[Exercise data]
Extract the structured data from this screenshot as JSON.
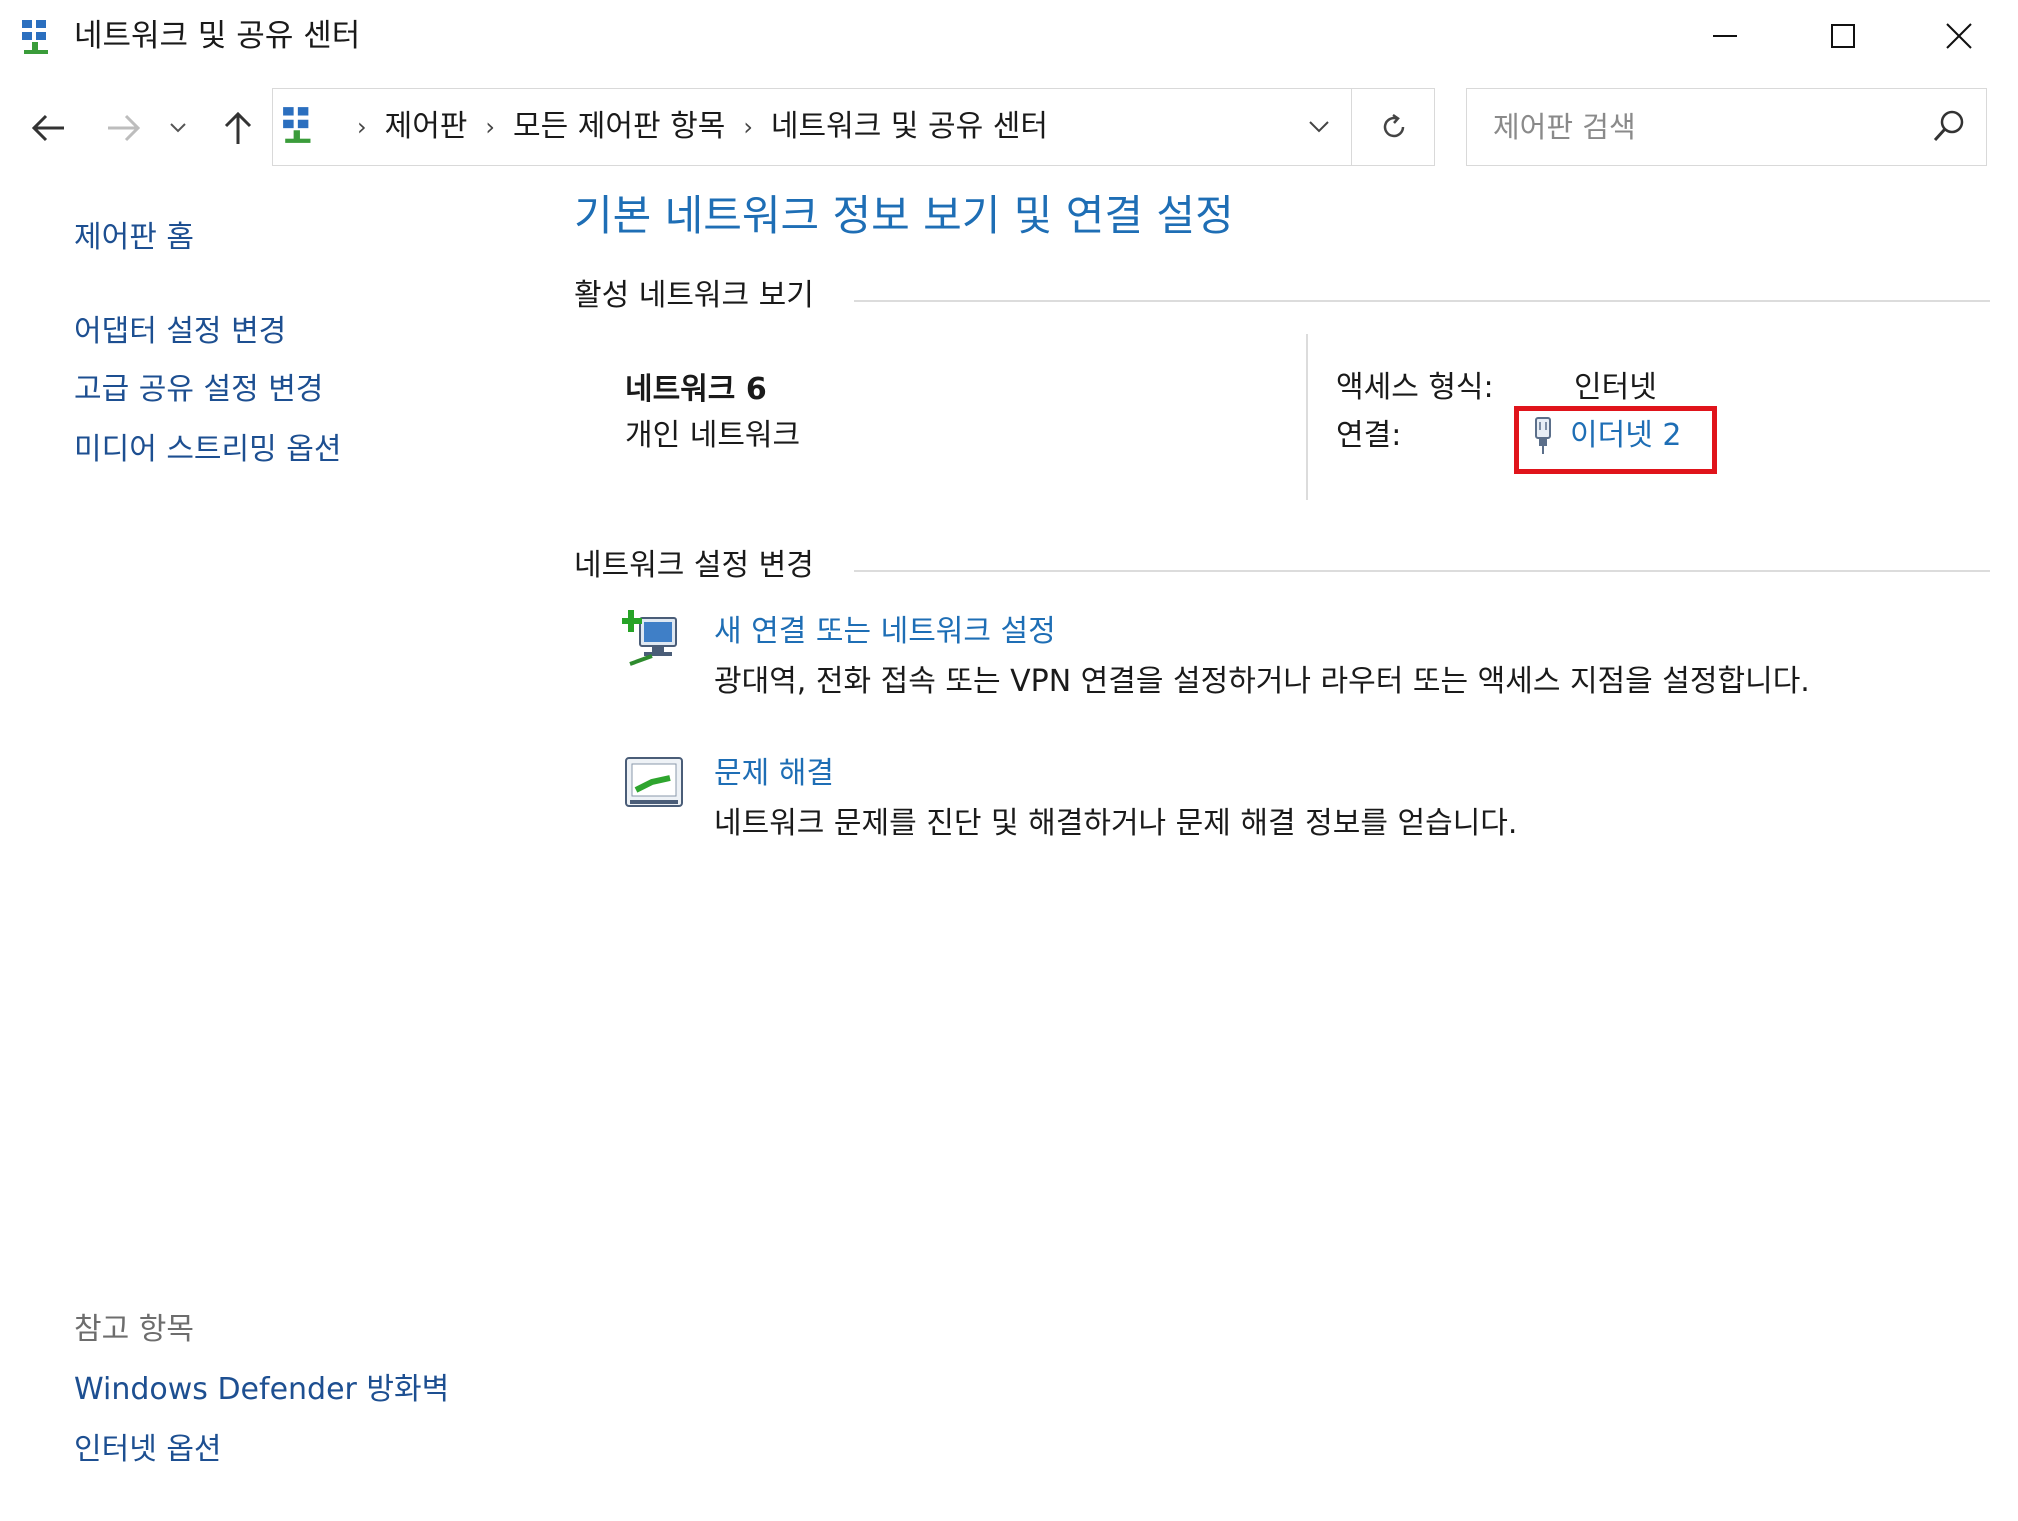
{
  "window": {
    "title": "네트워크 및 공유 센터",
    "minimize_icon": "minimize-icon",
    "maximize_icon": "maximize-icon",
    "close_icon": "close-icon"
  },
  "nav": {
    "breadcrumbs": [
      "제어판",
      "모든 제어판 항목",
      "네트워크 및 공유 센터"
    ],
    "search_placeholder": "제어판 검색"
  },
  "left_panel": {
    "home": "제어판 홈",
    "links": [
      "어댑터 설정 변경",
      "고급 공유 설정 변경",
      "미디어 스트리밍 옵션"
    ],
    "see_also_header": "참고 항목",
    "see_also_links": [
      "Windows Defender 방화벽",
      "인터넷 옵션"
    ]
  },
  "main": {
    "title": "기본 네트워크 정보 보기 및 연결 설정",
    "active_section": "활성 네트워크 보기",
    "network": {
      "name": "네트워크 6",
      "category": "개인 네트워크",
      "access_label": "액세스 형식:",
      "access_value": "인터넷",
      "connection_label": "연결:",
      "connection_value": "이더넷 2"
    },
    "change_section": "네트워크 설정 변경",
    "tasks": [
      {
        "title": "새 연결 또는 네트워크 설정",
        "description": "광대역, 전화 접속 또는 VPN 연결을 설정하거나 라우터 또는 액세스 지점을 설정합니다."
      },
      {
        "title": "문제 해결",
        "description": "네트워크 문제를 진단 및 해결하거나 문제 해결 정보를 얻습니다."
      }
    ]
  },
  "colors": {
    "link": "#1e6eb5",
    "highlight": "#e0141b"
  }
}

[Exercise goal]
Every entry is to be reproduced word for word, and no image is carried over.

[Result below]
Extract the structured data from this screenshot as JSON.
{
  "window": {
    "title": "네트워크 및 공유 센터",
    "minimize_icon": "minimize-icon",
    "maximize_icon": "maximize-icon",
    "close_icon": "close-icon"
  },
  "nav": {
    "breadcrumbs": [
      "제어판",
      "모든 제어판 항목",
      "네트워크 및 공유 센터"
    ],
    "search_placeholder": "제어판 검색"
  },
  "left_panel": {
    "home": "제어판 홈",
    "links": [
      "어댑터 설정 변경",
      "고급 공유 설정 변경",
      "미디어 스트리밍 옵션"
    ],
    "see_also_header": "참고 항목",
    "see_also_links": [
      "Windows Defender 방화벽",
      "인터넷 옵션"
    ]
  },
  "main": {
    "title": "기본 네트워크 정보 보기 및 연결 설정",
    "active_section": "활성 네트워크 보기",
    "network": {
      "name": "네트워크 6",
      "category": "개인 네트워크",
      "access_label": "액세스 형식:",
      "access_value": "인터넷",
      "connection_label": "연결:",
      "connection_value": "이더넷 2"
    },
    "change_section": "네트워크 설정 변경",
    "tasks": [
      {
        "title": "새 연결 또는 네트워크 설정",
        "description": "광대역, 전화 접속 또는 VPN 연결을 설정하거나 라우터 또는 액세스 지점을 설정합니다."
      },
      {
        "title": "문제 해결",
        "description": "네트워크 문제를 진단 및 해결하거나 문제 해결 정보를 얻습니다."
      }
    ]
  },
  "colors": {
    "link": "#1e6eb5",
    "highlight": "#e0141b"
  }
}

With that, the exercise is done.